Stored items from a collection
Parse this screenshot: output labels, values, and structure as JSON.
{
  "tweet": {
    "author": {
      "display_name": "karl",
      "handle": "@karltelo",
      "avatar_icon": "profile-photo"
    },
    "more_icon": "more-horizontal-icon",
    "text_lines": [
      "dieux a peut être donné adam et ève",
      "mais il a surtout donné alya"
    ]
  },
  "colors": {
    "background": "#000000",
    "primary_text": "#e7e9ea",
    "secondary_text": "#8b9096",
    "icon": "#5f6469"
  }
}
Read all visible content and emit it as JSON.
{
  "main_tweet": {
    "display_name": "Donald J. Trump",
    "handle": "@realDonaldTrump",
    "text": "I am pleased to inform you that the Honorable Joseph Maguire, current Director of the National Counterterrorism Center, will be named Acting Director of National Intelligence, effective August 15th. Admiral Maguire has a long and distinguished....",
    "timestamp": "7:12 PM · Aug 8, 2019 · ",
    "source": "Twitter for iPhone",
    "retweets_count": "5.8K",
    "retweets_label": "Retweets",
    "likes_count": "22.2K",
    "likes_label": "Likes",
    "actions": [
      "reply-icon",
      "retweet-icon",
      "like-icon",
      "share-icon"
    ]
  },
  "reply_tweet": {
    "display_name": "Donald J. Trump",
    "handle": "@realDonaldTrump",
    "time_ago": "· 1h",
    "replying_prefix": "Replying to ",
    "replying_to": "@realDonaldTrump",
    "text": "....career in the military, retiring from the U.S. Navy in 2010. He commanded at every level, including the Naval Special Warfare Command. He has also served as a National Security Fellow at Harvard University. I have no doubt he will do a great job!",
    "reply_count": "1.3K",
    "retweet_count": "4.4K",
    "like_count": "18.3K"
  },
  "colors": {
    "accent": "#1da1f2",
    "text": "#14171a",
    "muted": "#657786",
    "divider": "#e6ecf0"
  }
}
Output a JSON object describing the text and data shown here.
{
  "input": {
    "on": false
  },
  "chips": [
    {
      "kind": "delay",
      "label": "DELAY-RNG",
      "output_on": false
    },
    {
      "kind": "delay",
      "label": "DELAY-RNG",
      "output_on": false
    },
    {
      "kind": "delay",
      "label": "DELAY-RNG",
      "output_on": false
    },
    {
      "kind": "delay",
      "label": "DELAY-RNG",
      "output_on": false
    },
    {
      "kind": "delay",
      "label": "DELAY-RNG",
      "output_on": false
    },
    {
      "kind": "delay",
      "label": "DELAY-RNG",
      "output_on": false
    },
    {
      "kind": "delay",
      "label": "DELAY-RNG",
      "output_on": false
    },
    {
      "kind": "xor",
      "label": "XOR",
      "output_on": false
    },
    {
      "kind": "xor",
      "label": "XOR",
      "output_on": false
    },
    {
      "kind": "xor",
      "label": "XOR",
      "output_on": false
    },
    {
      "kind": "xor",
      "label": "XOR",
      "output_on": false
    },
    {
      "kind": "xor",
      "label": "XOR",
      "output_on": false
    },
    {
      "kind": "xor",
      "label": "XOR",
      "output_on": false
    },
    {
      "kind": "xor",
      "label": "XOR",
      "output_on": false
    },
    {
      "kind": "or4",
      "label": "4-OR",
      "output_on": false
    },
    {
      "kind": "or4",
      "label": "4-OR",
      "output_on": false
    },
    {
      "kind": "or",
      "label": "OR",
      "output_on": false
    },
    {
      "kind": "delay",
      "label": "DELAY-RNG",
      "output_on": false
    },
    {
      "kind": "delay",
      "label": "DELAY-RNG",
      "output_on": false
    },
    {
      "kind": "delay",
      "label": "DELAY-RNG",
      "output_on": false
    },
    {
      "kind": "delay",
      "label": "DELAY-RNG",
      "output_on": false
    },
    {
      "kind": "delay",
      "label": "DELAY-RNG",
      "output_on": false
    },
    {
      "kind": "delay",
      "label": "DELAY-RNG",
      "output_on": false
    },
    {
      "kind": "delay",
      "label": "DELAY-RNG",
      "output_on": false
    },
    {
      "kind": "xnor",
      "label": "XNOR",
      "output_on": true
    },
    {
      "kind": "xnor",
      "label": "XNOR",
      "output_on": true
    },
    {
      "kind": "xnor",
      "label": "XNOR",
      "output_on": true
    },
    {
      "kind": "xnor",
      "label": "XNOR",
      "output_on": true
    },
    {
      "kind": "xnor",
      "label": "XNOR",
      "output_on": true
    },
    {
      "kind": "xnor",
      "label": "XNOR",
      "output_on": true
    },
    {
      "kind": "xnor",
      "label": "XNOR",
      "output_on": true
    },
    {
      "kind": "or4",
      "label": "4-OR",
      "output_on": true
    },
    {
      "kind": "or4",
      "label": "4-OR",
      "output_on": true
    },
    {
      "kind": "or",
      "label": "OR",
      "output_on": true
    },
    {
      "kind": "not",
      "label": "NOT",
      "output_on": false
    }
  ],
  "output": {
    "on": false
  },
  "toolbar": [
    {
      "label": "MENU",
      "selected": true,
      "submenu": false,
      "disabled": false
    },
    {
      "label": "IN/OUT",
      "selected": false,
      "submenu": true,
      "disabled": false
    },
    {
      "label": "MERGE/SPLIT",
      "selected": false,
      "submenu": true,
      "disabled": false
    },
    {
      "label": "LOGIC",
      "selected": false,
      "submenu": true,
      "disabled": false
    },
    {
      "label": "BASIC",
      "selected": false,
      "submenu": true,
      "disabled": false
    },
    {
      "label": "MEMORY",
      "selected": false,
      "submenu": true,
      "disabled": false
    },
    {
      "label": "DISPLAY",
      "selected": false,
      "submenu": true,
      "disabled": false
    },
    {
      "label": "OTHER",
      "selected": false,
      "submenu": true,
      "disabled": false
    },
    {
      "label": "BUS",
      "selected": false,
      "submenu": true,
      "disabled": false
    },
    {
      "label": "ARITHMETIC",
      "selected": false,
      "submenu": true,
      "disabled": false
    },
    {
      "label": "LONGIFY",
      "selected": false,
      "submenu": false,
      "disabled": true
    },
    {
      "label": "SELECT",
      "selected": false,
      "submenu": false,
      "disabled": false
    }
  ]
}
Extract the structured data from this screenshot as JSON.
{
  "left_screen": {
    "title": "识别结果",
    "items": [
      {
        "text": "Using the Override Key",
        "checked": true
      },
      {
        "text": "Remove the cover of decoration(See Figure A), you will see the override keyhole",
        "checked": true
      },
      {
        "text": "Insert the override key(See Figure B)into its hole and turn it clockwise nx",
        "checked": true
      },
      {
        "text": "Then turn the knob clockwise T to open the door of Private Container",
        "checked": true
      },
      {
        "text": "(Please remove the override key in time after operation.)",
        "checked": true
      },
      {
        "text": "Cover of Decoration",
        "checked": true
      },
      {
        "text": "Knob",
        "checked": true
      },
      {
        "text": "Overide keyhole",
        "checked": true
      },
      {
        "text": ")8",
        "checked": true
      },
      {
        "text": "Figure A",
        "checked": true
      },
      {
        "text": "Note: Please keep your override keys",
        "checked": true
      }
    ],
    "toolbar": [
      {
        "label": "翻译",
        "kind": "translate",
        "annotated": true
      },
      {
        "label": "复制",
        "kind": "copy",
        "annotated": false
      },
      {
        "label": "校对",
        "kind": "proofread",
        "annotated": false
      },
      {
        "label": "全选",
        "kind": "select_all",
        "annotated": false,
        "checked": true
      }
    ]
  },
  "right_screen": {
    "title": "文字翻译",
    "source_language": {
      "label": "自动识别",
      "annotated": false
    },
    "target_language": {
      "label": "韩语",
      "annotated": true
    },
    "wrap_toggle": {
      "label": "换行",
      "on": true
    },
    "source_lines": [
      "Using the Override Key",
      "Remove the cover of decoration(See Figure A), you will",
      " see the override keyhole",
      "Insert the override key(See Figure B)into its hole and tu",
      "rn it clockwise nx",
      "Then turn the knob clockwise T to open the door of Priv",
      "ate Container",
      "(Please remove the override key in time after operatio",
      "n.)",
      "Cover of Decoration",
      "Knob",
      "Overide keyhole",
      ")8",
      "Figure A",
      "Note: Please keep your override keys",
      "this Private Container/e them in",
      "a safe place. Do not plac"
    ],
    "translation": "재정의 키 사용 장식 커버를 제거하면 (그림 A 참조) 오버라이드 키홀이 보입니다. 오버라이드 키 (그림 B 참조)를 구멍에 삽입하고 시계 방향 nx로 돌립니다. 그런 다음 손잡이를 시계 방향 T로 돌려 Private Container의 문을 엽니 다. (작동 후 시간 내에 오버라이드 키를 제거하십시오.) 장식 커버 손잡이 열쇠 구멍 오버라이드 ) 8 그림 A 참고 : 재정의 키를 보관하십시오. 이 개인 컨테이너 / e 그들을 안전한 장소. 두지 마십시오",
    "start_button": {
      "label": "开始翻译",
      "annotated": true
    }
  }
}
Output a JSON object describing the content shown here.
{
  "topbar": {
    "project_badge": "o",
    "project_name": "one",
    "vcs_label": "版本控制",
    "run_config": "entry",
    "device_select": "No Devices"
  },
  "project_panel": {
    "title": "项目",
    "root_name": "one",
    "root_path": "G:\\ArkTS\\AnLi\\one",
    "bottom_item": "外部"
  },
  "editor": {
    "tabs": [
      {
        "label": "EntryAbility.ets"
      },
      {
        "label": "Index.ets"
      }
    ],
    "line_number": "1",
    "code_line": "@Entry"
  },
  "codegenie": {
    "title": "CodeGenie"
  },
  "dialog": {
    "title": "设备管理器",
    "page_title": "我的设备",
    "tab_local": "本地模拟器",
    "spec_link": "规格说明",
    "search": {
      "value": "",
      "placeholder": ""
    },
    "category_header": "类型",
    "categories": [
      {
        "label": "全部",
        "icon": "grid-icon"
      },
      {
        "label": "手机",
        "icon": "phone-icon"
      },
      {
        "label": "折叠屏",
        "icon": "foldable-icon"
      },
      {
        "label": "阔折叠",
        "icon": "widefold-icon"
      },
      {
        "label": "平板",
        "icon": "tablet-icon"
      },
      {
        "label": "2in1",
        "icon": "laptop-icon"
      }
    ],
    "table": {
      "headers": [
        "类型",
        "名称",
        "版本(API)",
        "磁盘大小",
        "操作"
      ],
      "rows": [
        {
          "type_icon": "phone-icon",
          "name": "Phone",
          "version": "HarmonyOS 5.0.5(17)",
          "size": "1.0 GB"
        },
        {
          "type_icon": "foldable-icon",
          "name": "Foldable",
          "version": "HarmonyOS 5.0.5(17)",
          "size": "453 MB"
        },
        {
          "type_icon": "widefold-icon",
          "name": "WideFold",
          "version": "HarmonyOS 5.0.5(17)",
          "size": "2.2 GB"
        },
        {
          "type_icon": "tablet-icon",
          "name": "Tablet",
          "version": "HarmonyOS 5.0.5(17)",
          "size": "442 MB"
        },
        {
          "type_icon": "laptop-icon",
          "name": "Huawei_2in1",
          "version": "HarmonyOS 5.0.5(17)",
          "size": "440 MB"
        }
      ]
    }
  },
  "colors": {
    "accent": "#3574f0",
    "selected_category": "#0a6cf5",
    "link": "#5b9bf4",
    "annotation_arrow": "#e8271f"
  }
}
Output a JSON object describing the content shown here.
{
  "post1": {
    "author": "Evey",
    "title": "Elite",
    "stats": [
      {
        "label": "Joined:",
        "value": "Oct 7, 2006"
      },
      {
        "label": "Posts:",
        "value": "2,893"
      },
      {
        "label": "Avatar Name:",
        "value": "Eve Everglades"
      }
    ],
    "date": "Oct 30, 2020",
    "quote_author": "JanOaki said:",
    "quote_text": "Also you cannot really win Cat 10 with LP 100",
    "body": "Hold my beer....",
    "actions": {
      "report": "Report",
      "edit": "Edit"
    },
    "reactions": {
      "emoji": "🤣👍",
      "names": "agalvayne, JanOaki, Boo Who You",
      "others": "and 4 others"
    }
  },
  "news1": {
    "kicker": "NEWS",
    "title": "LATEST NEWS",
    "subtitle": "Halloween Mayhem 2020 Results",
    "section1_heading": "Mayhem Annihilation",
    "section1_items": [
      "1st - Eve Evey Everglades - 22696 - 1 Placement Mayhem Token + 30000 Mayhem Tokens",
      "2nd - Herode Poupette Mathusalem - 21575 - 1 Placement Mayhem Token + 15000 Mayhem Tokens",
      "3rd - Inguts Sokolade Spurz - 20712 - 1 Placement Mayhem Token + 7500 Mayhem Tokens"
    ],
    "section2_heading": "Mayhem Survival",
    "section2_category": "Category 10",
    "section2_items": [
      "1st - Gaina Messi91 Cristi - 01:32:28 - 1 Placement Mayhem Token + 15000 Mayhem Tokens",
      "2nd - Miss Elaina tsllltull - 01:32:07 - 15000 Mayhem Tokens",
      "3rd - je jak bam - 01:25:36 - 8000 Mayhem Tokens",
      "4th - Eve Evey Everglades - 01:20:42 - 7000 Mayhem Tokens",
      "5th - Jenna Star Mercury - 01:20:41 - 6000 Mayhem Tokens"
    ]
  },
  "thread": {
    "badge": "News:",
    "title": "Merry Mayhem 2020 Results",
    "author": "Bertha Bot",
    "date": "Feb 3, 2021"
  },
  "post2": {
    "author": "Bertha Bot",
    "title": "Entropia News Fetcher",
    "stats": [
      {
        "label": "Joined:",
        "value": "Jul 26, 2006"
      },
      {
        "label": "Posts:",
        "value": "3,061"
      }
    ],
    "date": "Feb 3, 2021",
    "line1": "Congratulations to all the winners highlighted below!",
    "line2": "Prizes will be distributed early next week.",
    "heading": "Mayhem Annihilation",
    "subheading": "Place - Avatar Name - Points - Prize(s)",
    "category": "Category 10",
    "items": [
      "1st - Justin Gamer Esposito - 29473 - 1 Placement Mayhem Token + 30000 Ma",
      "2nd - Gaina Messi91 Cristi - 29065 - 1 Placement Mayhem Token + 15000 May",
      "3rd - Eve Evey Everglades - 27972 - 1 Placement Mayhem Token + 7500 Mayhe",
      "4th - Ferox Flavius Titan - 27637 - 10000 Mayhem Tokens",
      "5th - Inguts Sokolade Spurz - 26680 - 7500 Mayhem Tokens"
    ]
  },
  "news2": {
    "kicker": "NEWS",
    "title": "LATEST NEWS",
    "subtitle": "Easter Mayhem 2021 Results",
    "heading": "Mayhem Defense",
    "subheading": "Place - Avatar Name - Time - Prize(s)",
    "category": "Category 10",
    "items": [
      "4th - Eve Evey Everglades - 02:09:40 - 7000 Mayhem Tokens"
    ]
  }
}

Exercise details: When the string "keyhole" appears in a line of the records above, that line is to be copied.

Finished task:
        "text": "Remove the cover of decoration(See Figure A), you will see the override keyhole",
        "text": "Overide keyhole",
      " see the override keyhole",
      "Overide keyhole",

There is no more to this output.